> **Exercise**: Every line below that includes "records" counts toward the total. Report that total alone.

> **Excerpted data**:
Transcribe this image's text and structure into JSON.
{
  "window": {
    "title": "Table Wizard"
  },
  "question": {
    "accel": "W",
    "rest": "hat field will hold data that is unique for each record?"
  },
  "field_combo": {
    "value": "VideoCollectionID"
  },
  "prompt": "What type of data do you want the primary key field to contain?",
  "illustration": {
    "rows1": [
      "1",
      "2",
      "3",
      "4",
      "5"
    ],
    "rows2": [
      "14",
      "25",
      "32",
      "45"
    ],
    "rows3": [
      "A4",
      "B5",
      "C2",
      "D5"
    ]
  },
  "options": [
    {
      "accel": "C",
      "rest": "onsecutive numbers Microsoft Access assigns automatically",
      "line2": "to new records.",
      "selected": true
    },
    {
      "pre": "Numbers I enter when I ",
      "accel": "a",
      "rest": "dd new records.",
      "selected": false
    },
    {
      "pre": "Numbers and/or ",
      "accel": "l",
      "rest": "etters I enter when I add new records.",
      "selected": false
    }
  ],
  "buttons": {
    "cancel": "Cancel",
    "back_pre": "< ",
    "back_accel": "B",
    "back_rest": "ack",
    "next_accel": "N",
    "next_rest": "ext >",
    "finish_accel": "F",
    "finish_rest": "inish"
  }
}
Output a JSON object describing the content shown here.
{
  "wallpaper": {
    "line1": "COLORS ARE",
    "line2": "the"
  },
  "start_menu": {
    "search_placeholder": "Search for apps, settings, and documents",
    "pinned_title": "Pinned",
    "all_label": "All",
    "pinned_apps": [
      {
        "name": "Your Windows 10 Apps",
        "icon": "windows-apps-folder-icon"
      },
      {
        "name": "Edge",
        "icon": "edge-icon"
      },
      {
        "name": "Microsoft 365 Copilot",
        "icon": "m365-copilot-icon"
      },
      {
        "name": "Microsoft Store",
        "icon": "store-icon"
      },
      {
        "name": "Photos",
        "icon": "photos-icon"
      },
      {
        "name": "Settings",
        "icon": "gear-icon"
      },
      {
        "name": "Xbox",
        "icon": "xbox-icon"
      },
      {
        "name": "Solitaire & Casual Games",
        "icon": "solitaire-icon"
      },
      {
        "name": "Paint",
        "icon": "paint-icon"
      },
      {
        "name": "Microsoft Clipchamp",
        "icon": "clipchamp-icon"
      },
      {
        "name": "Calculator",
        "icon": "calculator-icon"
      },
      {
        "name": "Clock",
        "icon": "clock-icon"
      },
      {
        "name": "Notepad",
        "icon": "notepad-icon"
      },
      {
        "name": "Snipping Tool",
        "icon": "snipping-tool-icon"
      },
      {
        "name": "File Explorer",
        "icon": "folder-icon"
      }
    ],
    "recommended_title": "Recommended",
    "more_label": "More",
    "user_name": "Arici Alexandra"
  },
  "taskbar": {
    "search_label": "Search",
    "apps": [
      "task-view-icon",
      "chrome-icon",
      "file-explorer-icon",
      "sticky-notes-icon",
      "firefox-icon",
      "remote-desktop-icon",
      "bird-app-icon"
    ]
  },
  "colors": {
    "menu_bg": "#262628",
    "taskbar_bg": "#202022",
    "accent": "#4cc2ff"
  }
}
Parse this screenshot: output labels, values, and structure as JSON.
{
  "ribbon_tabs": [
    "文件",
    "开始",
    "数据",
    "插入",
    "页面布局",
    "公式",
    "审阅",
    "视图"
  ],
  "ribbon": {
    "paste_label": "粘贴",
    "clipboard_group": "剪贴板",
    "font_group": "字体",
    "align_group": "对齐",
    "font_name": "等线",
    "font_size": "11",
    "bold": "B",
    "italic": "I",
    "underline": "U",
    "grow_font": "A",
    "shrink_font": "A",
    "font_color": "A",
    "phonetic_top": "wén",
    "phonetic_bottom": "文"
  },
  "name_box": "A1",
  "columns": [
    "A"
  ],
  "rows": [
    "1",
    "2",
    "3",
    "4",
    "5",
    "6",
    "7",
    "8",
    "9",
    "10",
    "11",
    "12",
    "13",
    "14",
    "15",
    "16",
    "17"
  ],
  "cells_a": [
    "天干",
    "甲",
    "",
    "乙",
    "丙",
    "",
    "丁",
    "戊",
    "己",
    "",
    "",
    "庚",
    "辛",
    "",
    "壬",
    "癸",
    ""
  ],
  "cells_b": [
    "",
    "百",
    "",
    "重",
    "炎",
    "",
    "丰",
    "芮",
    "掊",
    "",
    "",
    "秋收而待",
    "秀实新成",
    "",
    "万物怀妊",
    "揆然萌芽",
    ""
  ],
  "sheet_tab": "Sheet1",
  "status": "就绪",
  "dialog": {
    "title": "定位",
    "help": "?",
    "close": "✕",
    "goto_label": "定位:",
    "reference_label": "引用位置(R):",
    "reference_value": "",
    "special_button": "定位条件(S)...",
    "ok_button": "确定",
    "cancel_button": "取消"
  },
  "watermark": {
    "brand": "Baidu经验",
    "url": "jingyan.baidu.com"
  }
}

> **Response box**: 3